> [The problem] Please copy each line of the listing below precisely, excluding the images.

> [Dataset records]

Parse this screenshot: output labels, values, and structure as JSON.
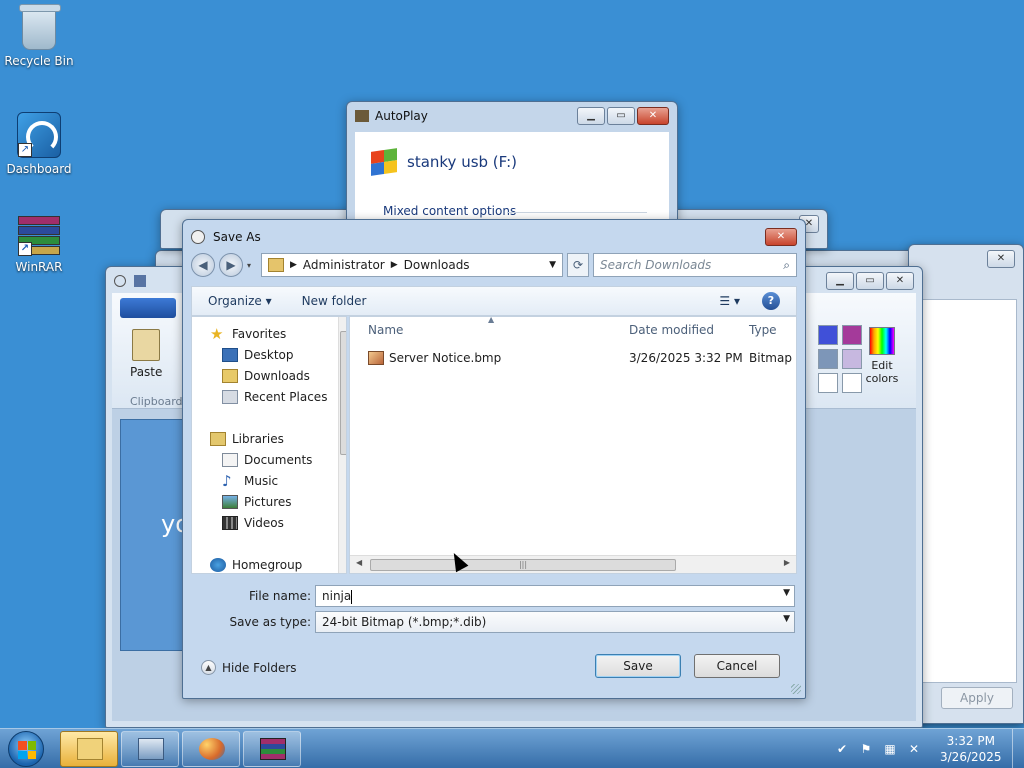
{
  "desktop": {
    "icons": [
      {
        "label": "Recycle Bin"
      },
      {
        "label": "Dashboard"
      },
      {
        "label": "WinRAR"
      }
    ]
  },
  "autoplay": {
    "title": "AutoPlay",
    "drive_label": "stanky usb (F:)",
    "section": "Mixed content options"
  },
  "paint": {
    "paste_label": "Paste",
    "clipboard_label": "Clipboard",
    "edit_colors_label": "Edit colors",
    "canvas_text": "yo"
  },
  "background_dialog": {
    "apply_label": "Apply"
  },
  "save_as": {
    "title": "Save As",
    "breadcrumb": [
      "Administrator",
      "Downloads"
    ],
    "search_placeholder": "Search Downloads",
    "toolbar": {
      "organize": "Organize",
      "new_folder": "New folder"
    },
    "nav": {
      "favorites": "Favorites",
      "desktop": "Desktop",
      "downloads": "Downloads",
      "recent_places": "Recent Places",
      "libraries": "Libraries",
      "documents": "Documents",
      "music": "Music",
      "pictures": "Pictures",
      "videos": "Videos",
      "homegroup": "Homegroup"
    },
    "columns": {
      "name": "Name",
      "date_modified": "Date modified",
      "type": "Type"
    },
    "files": [
      {
        "name": "Server Notice.bmp",
        "date_modified": "3/26/2025 3:32 PM",
        "type": "Bitmap in"
      }
    ],
    "file_name_label": "File name:",
    "file_name_value": "ninja",
    "save_type_label": "Save as type:",
    "save_type_value": "24-bit Bitmap (*.bmp;*.dib)",
    "hide_folders": "Hide Folders",
    "save_button": "Save",
    "cancel_button": "Cancel"
  },
  "taskbar": {
    "time": "3:32 PM",
    "date": "3/26/2025"
  }
}
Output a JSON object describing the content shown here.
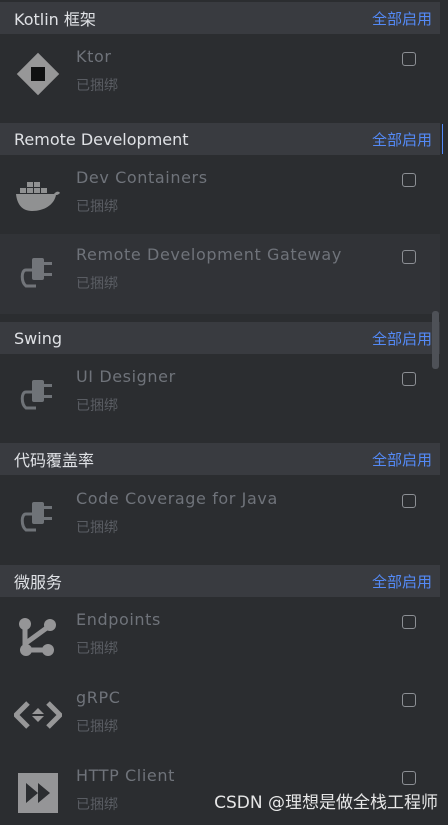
{
  "sections": [
    {
      "title": "Kotlin 框架",
      "enable_label": "全部启用"
    },
    {
      "title": "Remote Development",
      "enable_label": "全部启用"
    },
    {
      "title": "Swing",
      "enable_label": "全部启用"
    },
    {
      "title": "代码覆盖率",
      "enable_label": "全部启用"
    },
    {
      "title": "微服务",
      "enable_label": "全部启用"
    }
  ],
  "plugins": [
    {
      "name": "Ktor",
      "status": "已捆绑",
      "icon": "ktor-icon",
      "checked": false
    },
    {
      "name": "Dev Containers",
      "status": "已捆绑",
      "icon": "docker-icon",
      "checked": false
    },
    {
      "name": "Remote Development Gateway",
      "status": "已捆绑",
      "icon": "plug-icon",
      "checked": false
    },
    {
      "name": "UI Designer",
      "status": "已捆绑",
      "icon": "plug-icon",
      "checked": false
    },
    {
      "name": "Code Coverage for Java",
      "status": "已捆绑",
      "icon": "plug-icon",
      "checked": false
    },
    {
      "name": "Endpoints",
      "status": "已捆绑",
      "icon": "endpoints-icon",
      "checked": false
    },
    {
      "name": "gRPC",
      "status": "已捆绑",
      "icon": "grpc-icon",
      "checked": false
    },
    {
      "name": "HTTP Client",
      "status": "已捆绑",
      "icon": "http-client-icon",
      "checked": false
    }
  ],
  "watermark": "CSDN @理想是做全栈工程师",
  "colors": {
    "background": "#2b2d30",
    "section_header": "#393b40",
    "link": "#548af7",
    "disabled_text": "#6f737a"
  }
}
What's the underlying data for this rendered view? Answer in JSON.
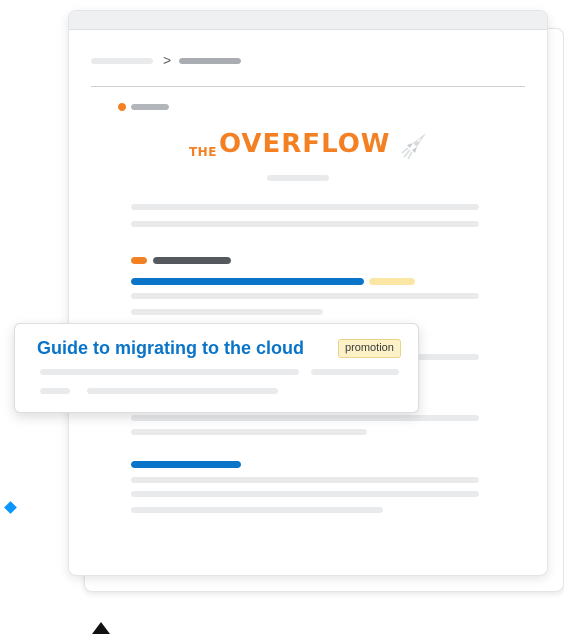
{
  "breadcrumb": {
    "separator": ">"
  },
  "newsletter": {
    "logo_prefix": "THE",
    "logo_word": "OVERFLOW",
    "logo_icon": "rocket-icon"
  },
  "promotion": {
    "title": "Guide to migrating to the cloud",
    "badge": "promotion"
  },
  "colors": {
    "accent_orange": "#f48024",
    "link_blue": "#0a74c9",
    "diamond_blue": "#0a95ff",
    "badge_bg": "#fdf2c7",
    "skeleton_gray": "#e8eaec",
    "skeleton_dark": "#55595e"
  },
  "decorations": [
    "diamond-shape",
    "triangle-shape"
  ]
}
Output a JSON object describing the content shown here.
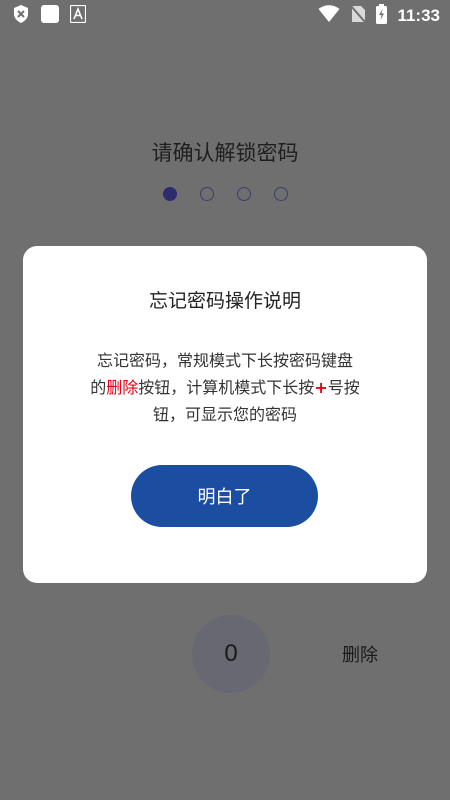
{
  "status_bar": {
    "time": "11:33",
    "icons": [
      "shield-x-icon",
      "square-icon",
      "font-a-icon",
      "wifi-icon",
      "no-sim-icon",
      "battery-charging-icon"
    ]
  },
  "screen": {
    "title": "请确认解锁密码",
    "pin_dots": {
      "filled": 1,
      "total": 4
    },
    "keypad": {
      "zero": "0",
      "delete": "删除"
    }
  },
  "dialog": {
    "title": "忘记密码操作说明",
    "body": {
      "line1": "忘记密码，常规模式下长按密码键盘",
      "line2_pre": "的",
      "line2_red": "删除",
      "line2_mid": "按钮，计算机模式下长按",
      "line2_plus": "+",
      "line2_post": "号按",
      "line3": "钮，可显示您的密码"
    },
    "ok_label": "明白了"
  }
}
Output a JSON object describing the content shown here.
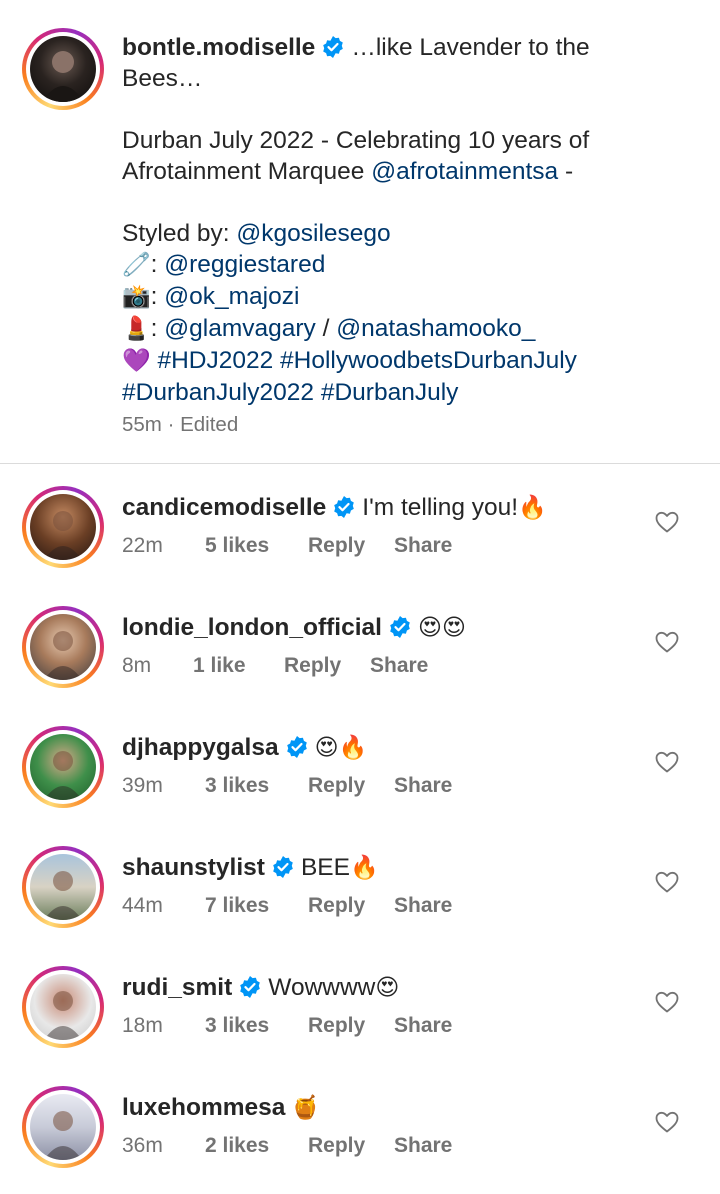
{
  "post": {
    "username": "bontle.modiselle",
    "caption_first": "…like Lavender to the",
    "caption_lines": [
      "Bees…",
      "",
      "Durban July 2022 - Celebrating 10 years of",
      "Afrotainment Marquee",
      "Styled by:",
      ": ",
      ": ",
      ": ",
      " / "
    ],
    "mentions": {
      "afrotainment": "@afrotainmentsa",
      "stylist": "@kgosilesego",
      "pin": "@reggiestared",
      "photo": "@ok_majozi",
      "glam1": "@glamvagary",
      "glam2": "@natashamooko_"
    },
    "trailing_dash": " -",
    "hashtags_line1": "#HDJ2022 #HollywoodbetsDurbanJuly",
    "hashtags_line2": "#DurbanJuly2022 #DurbanJuly",
    "time": "55m · Edited"
  },
  "comments": [
    {
      "username": "candicemodiselle",
      "text": "I'm telling you!",
      "emoji": "🔥",
      "time": "22m",
      "likes": "5 likes",
      "reply": "Reply",
      "share": "Share"
    },
    {
      "username": "londie_london_official",
      "text": "",
      "emoji": "😍😍",
      "time": "8m",
      "likes": "1 like",
      "reply": "Reply",
      "share": "Share"
    },
    {
      "username": "djhappygalsa",
      "text": "",
      "emoji": "😍🔥",
      "time": "39m",
      "likes": "3 likes",
      "reply": "Reply",
      "share": "Share"
    },
    {
      "username": "shaunstylist",
      "text": "BEE",
      "emoji": "🔥",
      "time": "44m",
      "likes": "7 likes",
      "reply": "Reply",
      "share": "Share"
    },
    {
      "username": "rudi_smit",
      "text": "Wowwww",
      "emoji": "😍",
      "time": "18m",
      "likes": "3 likes",
      "reply": "Reply",
      "share": "Share"
    },
    {
      "username": "luxehommesa",
      "text": "",
      "emoji": "🍯",
      "time": "36m",
      "likes": "2 likes",
      "reply": "Reply",
      "share": "Share"
    }
  ],
  "icons": {
    "verified": "verified-badge-icon",
    "heart": "heart-outline-icon",
    "pin_emoji": "🧷",
    "camera_emoji": "📸",
    "lipstick_emoji": "💄",
    "heart_emoji": "💜"
  },
  "colors": {
    "verified": "#0095f6",
    "link": "#00376b",
    "muted": "#737373"
  }
}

> [The completed task]
Parse this screenshot: output labels, values, and structure as JSON.
{
  "desktop": {
    "icons": [
      {
        "label": "Recycle Bin"
      },
      {
        "label": "Dashboard"
      },
      {
        "label": "WinRAR"
      }
    ]
  },
  "autoplay": {
    "title": "AutoPlay",
    "drive_label": "stanky usb (F:)",
    "section": "Mixed content options"
  },
  "paint": {
    "paste_label": "Paste",
    "clipboard_label": "Clipboard",
    "edit_colors_label": "Edit colors",
    "canvas_text": "yo"
  },
  "background_dialog": {
    "apply_label": "Apply"
  },
  "save_as": {
    "title": "Save As",
    "breadcrumb": [
      "Administrator",
      "Downloads"
    ],
    "search_placeholder": "Search Downloads",
    "toolbar": {
      "organize": "Organize",
      "new_folder": "New folder"
    },
    "nav": {
      "favorites": "Favorites",
      "desktop": "Desktop",
      "downloads": "Downloads",
      "recent_places": "Recent Places",
      "libraries": "Libraries",
      "documents": "Documents",
      "music": "Music",
      "pictures": "Pictures",
      "videos": "Videos",
      "homegroup": "Homegroup"
    },
    "columns": {
      "name": "Name",
      "date_modified": "Date modified",
      "type": "Type"
    },
    "files": [
      {
        "name": "Server Notice.bmp",
        "date_modified": "3/26/2025 3:32 PM",
        "type": "Bitmap in"
      }
    ],
    "file_name_label": "File name:",
    "file_name_value": "ninja",
    "save_type_label": "Save as type:",
    "save_type_value": "24-bit Bitmap (*.bmp;*.dib)",
    "hide_folders": "Hide Folders",
    "save_button": "Save",
    "cancel_button": "Cancel"
  },
  "taskbar": {
    "time": "3:32 PM",
    "date": "3/26/2025"
  }
}
Output a JSON object describing the content shown here.
{
  "sections": [
    {
      "title": "Kotlin 框架",
      "enable_label": "全部启用"
    },
    {
      "title": "Remote Development",
      "enable_label": "全部启用"
    },
    {
      "title": "Swing",
      "enable_label": "全部启用"
    },
    {
      "title": "代码覆盖率",
      "enable_label": "全部启用"
    },
    {
      "title": "微服务",
      "enable_label": "全部启用"
    }
  ],
  "plugins": [
    {
      "name": "Ktor",
      "status": "已捆绑",
      "icon": "ktor-icon",
      "checked": false
    },
    {
      "name": "Dev Containers",
      "status": "已捆绑",
      "icon": "docker-icon",
      "checked": false
    },
    {
      "name": "Remote Development Gateway",
      "status": "已捆绑",
      "icon": "plug-icon",
      "checked": false
    },
    {
      "name": "UI Designer",
      "status": "已捆绑",
      "icon": "plug-icon",
      "checked": false
    },
    {
      "name": "Code Coverage for Java",
      "status": "已捆绑",
      "icon": "plug-icon",
      "checked": false
    },
    {
      "name": "Endpoints",
      "status": "已捆绑",
      "icon": "endpoints-icon",
      "checked": false
    },
    {
      "name": "gRPC",
      "status": "已捆绑",
      "icon": "grpc-icon",
      "checked": false
    },
    {
      "name": "HTTP Client",
      "status": "已捆绑",
      "icon": "http-client-icon",
      "checked": false
    }
  ],
  "watermark": "CSDN @理想是做全栈工程师",
  "colors": {
    "background": "#2b2d30",
    "section_header": "#393b40",
    "link": "#548af7",
    "disabled_text": "#6f737a"
  }
}
What's the underlying data for this rendered view? Answer in JSON.
{
  "breadcrumb": {
    "separator": ">"
  },
  "newsletter": {
    "logo_prefix": "THE",
    "logo_word": "OVERFLOW",
    "logo_icon": "rocket-icon"
  },
  "promotion": {
    "title": "Guide to migrating to the cloud",
    "badge": "promotion"
  },
  "colors": {
    "accent_orange": "#f48024",
    "link_blue": "#0a74c9",
    "diamond_blue": "#0a95ff",
    "badge_bg": "#fdf2c7",
    "skeleton_gray": "#e8eaec",
    "skeleton_dark": "#55595e"
  },
  "decorations": [
    "diamond-shape",
    "triangle-shape"
  ]
}
Output a JSON object describing the content shown here.
{
  "status_bar": {
    "time": "11:33",
    "icons": [
      "shield-x-icon",
      "square-icon",
      "font-a-icon",
      "wifi-icon",
      "no-sim-icon",
      "battery-charging-icon"
    ]
  },
  "screen": {
    "title": "请确认解锁密码",
    "pin_dots": {
      "filled": 1,
      "total": 4
    },
    "keypad": {
      "zero": "0",
      "delete": "删除"
    }
  },
  "dialog": {
    "title": "忘记密码操作说明",
    "body": {
      "line1": "忘记密码，常规模式下长按密码键盘",
      "line2_pre": "的",
      "line2_red": "删除",
      "line2_mid": "按钮，计算机模式下长按",
      "line2_plus": "+",
      "line2_post": "号按",
      "line3": "钮，可显示您的密码"
    },
    "ok_label": "明白了"
  }
}
Output a JSON object describing the content shown here.
{
  "post": {
    "username": "bontle.modiselle",
    "caption_first": "…like Lavender to the",
    "caption_lines": [
      "Bees…",
      "",
      "Durban July 2022 - Celebrating 10 years of",
      "Afrotainment Marquee",
      "Styled by:",
      ": ",
      ": ",
      ": ",
      " / "
    ],
    "mentions": {
      "afrotainment": "@afrotainmentsa",
      "stylist": "@kgosilesego",
      "pin": "@reggiestared",
      "photo": "@ok_majozi",
      "glam1": "@glamvagary",
      "glam2": "@natashamooko_"
    },
    "trailing_dash": " -",
    "hashtags_line1": "#HDJ2022 #HollywoodbetsDurbanJuly",
    "hashtags_line2": "#DurbanJuly2022 #DurbanJuly",
    "time": "55m · Edited"
  },
  "comments": [
    {
      "username": "candicemodiselle",
      "text": "I'm telling you!",
      "emoji": "🔥",
      "time": "22m",
      "likes": "5 likes",
      "reply": "Reply",
      "share": "Share"
    },
    {
      "username": "londie_london_official",
      "text": "",
      "emoji": "😍😍",
      "time": "8m",
      "likes": "1 like",
      "reply": "Reply",
      "share": "Share"
    },
    {
      "username": "djhappygalsa",
      "text": "",
      "emoji": "😍🔥",
      "time": "39m",
      "likes": "3 likes",
      "reply": "Reply",
      "share": "Share"
    },
    {
      "username": "shaunstylist",
      "text": "BEE",
      "emoji": "🔥",
      "time": "44m",
      "likes": "7 likes",
      "reply": "Reply",
      "share": "Share"
    },
    {
      "username": "rudi_smit",
      "text": "Wowwww",
      "emoji": "😍",
      "time": "18m",
      "likes": "3 likes",
      "reply": "Reply",
      "share": "Share"
    },
    {
      "username": "luxehommesa",
      "text": "",
      "emoji": "🍯",
      "time": "36m",
      "likes": "2 likes",
      "reply": "Reply",
      "share": "Share"
    }
  ],
  "icons": {
    "verified": "verified-badge-icon",
    "heart": "heart-outline-icon",
    "pin_emoji": "🧷",
    "camera_emoji": "📸",
    "lipstick_emoji": "💄",
    "heart_emoji": "💜"
  },
  "colors": {
    "verified": "#0095f6",
    "link": "#00376b",
    "muted": "#737373"
  }
}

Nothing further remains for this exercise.